We actually still talk every now and then! I’m excited for the life he’s building, and I’m thrilled about the life I’m creating. I don’t think we’ll get the chance to figure out what could have happened, but I’m really glad I got to spend the time with him that I did. He challenged me in ways most people hadn’t really until that point. – Shelbi Polk
I hope you are happy. I hope everything you wished for has come true. I heard you are married and are a dad now. My wish for you is that your life is full, colorful and full of laughter. – Stephanie Taylor
What advice would you give your younger self about heartbreak?
Pain, loss and heartbreak are part of life. To experience these realities is to be human. So don’t try and avoid or fast track the feelings! Where possible, don’t let your hope and trust wane just because someone wasn’t responsible with your heart. – Nadia Hussain
I wouldn’t want to speak to a me who hadn’t met him. I’d let it all play out exactly as it did, but I’d tell my younger self how much there is to look forward to. I’ve been back to France a few times to spend a week or a month on a friend’s couch or an empty bookstore bench. I was worried my heart would always ache, but it didn’t. It didn’t last forever. – Shelbi Polk
You will walk through this heartbreak and come out on the other side stronger. It hurts right now, but when you look back, you will be grateful for what this experience taught you. Don’t isolate yourself in your pain, but surround yourself with the people who are reaching out. Surrender and time are the tools that will help you find healing. Nothing is wasted. – Victoria Sheppard
I’d tell myself not to be afraid to embrace and move through the feels. – Jacie Scott

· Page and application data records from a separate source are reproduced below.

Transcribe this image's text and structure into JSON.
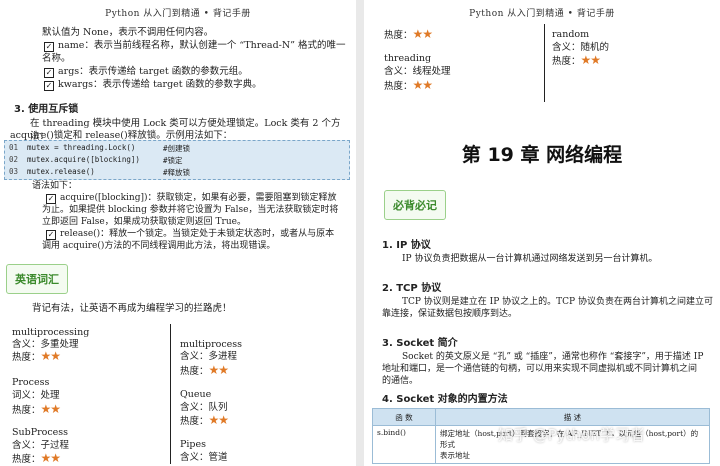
{
  "left": {
    "header": "Python 从入门到精通 • 背记手册",
    "lines": [
      "默认值为 None，表示不调用任何内容。",
      "name：表示当前线程名称，默认创建一个 “Thread-N” 格式的唯一",
      "名称。",
      "args：表示传递给 target 函数的参数元组。",
      "kwargs：表示传递给 target 函数的参数字典。"
    ],
    "section3_title": "3. 使用互斥锁",
    "section3_p1": "在 threading 模块中使用 Lock 类可以方便处理锁定。Lock 类有 2 个方法：",
    "section3_p2": "acquire()锁定和 release()释放锁。示例用法如下：",
    "code": [
      {
        "num": "01",
        "code": "mutex = threading.Lock()",
        "comment": "#创建锁"
      },
      {
        "num": "02",
        "code": "mutex.acquire([blocking])",
        "comment": "#锁定"
      },
      {
        "num": "03",
        "code": "mutex.release()",
        "comment": "#释放锁"
      }
    ],
    "syntax_label": "语法如下：",
    "syntax_lines": [
      "acquire([blocking])：获取锁定，如果有必要，需要阻塞到锁定释放",
      "为止。如果提供 blocking 参数并将它设置为 False，当无法获取锁定时将",
      "立即返回 False，如果成功获取锁定则返回 True。",
      "release()：释放一个锁定。当锁定处于未锁定状态时，或者从与原本",
      "调用 acquire()方法的不同线程调用此方法，将出现错误。"
    ],
    "vocab_badge": "英语词汇",
    "vocab_intro": "背记有法，让英语不再成为编程学习的拦路虎！",
    "vocab_col1": [
      {
        "word": "multiprocessing",
        "meaning": "含义：多重处理",
        "hot": "热度："
      },
      {
        "word": "Process",
        "meaning": "词义：处理",
        "hot": "热度："
      },
      {
        "word": "SubProcess",
        "meaning": "含义：子过程",
        "hot": "热度："
      }
    ],
    "vocab_col2": [
      {
        "word": "multiprocess",
        "meaning": "含义：多进程",
        "hot": "热度："
      },
      {
        "word": "Queue",
        "meaning": "含义：队列",
        "hot": "热度："
      },
      {
        "word": "Pipes",
        "meaning": "含义：管道",
        "hot": "热度："
      }
    ]
  },
  "right": {
    "header": "Python 从入门到精通 • 背记手册",
    "top_col1": [
      {
        "word": "",
        "meaning": "",
        "hot": "热度："
      },
      {
        "word": "threading",
        "meaning": "含义：线程处理",
        "hot": "热度："
      }
    ],
    "top_col2": [
      {
        "word": "random",
        "meaning": "含义：随机的",
        "hot": "热度："
      }
    ],
    "chapter_title": "第 19 章  网络编程",
    "badge": "必背必记",
    "s1_title": "1. IP 协议",
    "s1_text": "IP 协议负责把数据从一台计算机通过网络发送到另一台计算机。",
    "s2_title": "2. TCP 协议",
    "s2_lines": [
      "TCP 协议则是建立在 IP 协议之上的。TCP 协议负责在两台计算机之间建立可",
      "靠连接，保证数据包按顺序到达。"
    ],
    "s3_title": "3. Socket 简介",
    "s3_lines": [
      "Socket 的英文原义是 “孔” 或 “插座”，通常也称作 “套接字”，用于描述 IP",
      "地址和端口，是一个通信链的句柄，可以用来实现不同虚拟机或不同计算机之间",
      "的通信。"
    ],
    "s4_title": "4. Socket 对象的内置方法",
    "table_headers": [
      "函 数",
      "描 述"
    ],
    "table_rows": [
      {
        "func": "s.bind()",
        "desc1": "绑定地址（host,port）到套接字，在 AF_INET 下，以元组（host,port）的形式",
        "desc2": "表示地址"
      }
    ],
    "watermark": "知乎 @Python学习者"
  },
  "stars": "★★",
  "colors": {
    "star": "#e07a27",
    "badge_green": "#3b8a2c",
    "code_bg": "#dbe9f4",
    "table_head": "#cfe2f1"
  }
}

It feels like this heartache will break you, but it doesn’t. It may not seem like it now, but this loss is going to build a resilience inside of you that you didn’t know possible. Give it some time. Keep praying. Keep journaling. Keep traveling. You are going to be more than okay. You’re going to be whole. – Stephanie Taylor
Have you had your heart broken before? What advice would you give to your younger self who is experiencing this for the first time?
Image via Jessica Lorren, Darling Issue No. 2
Mmm…snaps! I really enjoyed this. So much value and insight, going to take a bit of it with me and share with friends.